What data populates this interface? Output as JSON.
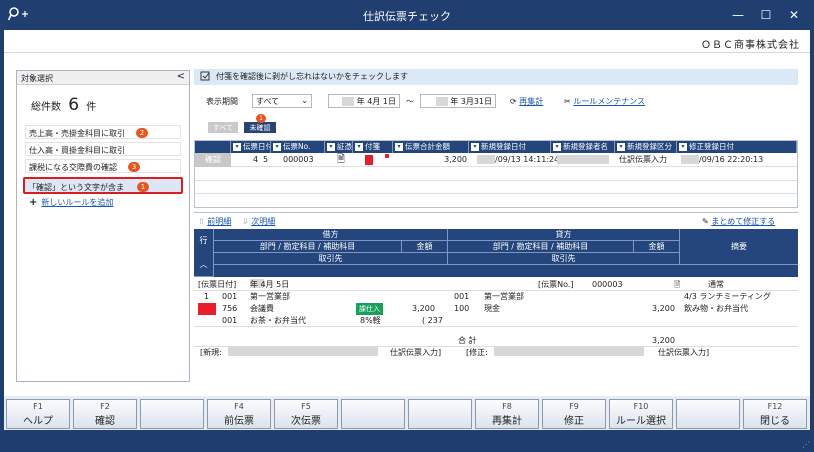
{
  "window": {
    "title": "仕訳伝票チェック",
    "company": "ＯＢＣ商事株式会社",
    "controls": {
      "minimize": "—",
      "maximize": "☐",
      "close": "✕"
    }
  },
  "left_panel": {
    "header": "対象選択",
    "collapse_glyph": "<",
    "total_label": "総件数",
    "total_count": "6",
    "total_unit": "件",
    "rules": [
      {
        "label": "売上高・売掛金科目に取引",
        "badge": "2"
      },
      {
        "label": "仕入高・買掛金科目に取引",
        "badge": ""
      },
      {
        "label": "課税になる交際費の確認",
        "badge": "3"
      },
      {
        "label": "「確認」という文字が含ま",
        "badge": "1",
        "selected": true
      }
    ],
    "add_rule": "新しいルールを追加"
  },
  "info_bar": {
    "text": "付箋を確認後に剥がし忘れはないかをチェックします"
  },
  "filter": {
    "period_label": "表示期間",
    "period_value": "すべて",
    "date_from": "年  4月  1日",
    "range_sep": "〜",
    "date_to": "年  3月31日",
    "recalc_link": "再集計",
    "maintenance_link": "ルールメンテナンス"
  },
  "toggles": {
    "all": "すべて",
    "unconfirmed": "未確認",
    "unconfirmed_badge": "1"
  },
  "list_grid": {
    "columns": [
      "伝票日付",
      "伝票No.",
      "証憑",
      "付箋",
      "伝票合計金額",
      "新規登録日付",
      "新規登録者名",
      "新規登録区分",
      "修正登録日付"
    ],
    "row": {
      "status": "確認",
      "month": "4",
      "day": "5",
      "voucher_no": "000003",
      "total": "3,200",
      "created": "/09/13 14:11:24",
      "created_kind": "仕訳伝票入力",
      "modified": "/09/16 22:20:13"
    }
  },
  "detail": {
    "prev_link": "前明細",
    "next_link": "次明細",
    "edit_all": "まとめて修正する",
    "head": {
      "row_label": "行",
      "debit": "借方",
      "credit": "貸方",
      "dept_account": "部門 / 勘定科目 / 補助科目",
      "amount": "金額",
      "partner": "取引先",
      "memo": "摘要"
    },
    "voucher_date_label": "[伝票日付]",
    "voucher_date_value": "年  4月  5日",
    "voucher_no_label": "[伝票No.]",
    "voucher_no_value": "000003",
    "entry_kind": "通常",
    "lines": {
      "row_no": "1",
      "debit_dept_code": "001",
      "debit_dept": "第一営業部",
      "debit_acct_code": "756",
      "debit_acct": "会議費",
      "debit_tag": "課仕入",
      "debit_amount": "3,200",
      "debit_sub_code": "001",
      "debit_sub": "お茶・お弁当代",
      "tax_rate": "8%軽",
      "tax_amount": "( 237",
      "credit_dept_code": "001",
      "credit_dept": "第一営業部",
      "credit_acct_code": "100",
      "credit_acct": "現金",
      "credit_amount": "3,200",
      "memo1": "4/3 ランチミーティング",
      "memo2": "飲み物・お弁当代"
    },
    "total_label": "合 計",
    "total_value": "3,200",
    "new_label": "[新規:",
    "new_kind": "仕訳伝票入力]",
    "mod_label": "[修正:",
    "mod_kind": "仕訳伝票入力]"
  },
  "fkeys": [
    {
      "fn": "F1",
      "label": "ヘルプ"
    },
    {
      "fn": "F2",
      "label": "確認"
    },
    {
      "fn": "",
      "label": ""
    },
    {
      "fn": "F4",
      "label": "前伝票"
    },
    {
      "fn": "F5",
      "label": "次伝票"
    },
    {
      "fn": "",
      "label": ""
    },
    {
      "fn": "",
      "label": ""
    },
    {
      "fn": "F8",
      "label": "再集計"
    },
    {
      "fn": "F9",
      "label": "修正"
    },
    {
      "fn": "F10",
      "label": "ルール選択"
    },
    {
      "fn": "",
      "label": ""
    },
    {
      "fn": "F12",
      "label": "閉じる"
    }
  ]
}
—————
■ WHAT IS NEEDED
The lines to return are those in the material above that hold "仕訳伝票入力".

■ RESPONSE BELOW
      "created_kind": "仕訳伝票入力",
    "new_kind": "仕訳伝票入力]",
    "mod_kind": "仕訳伝票入力]"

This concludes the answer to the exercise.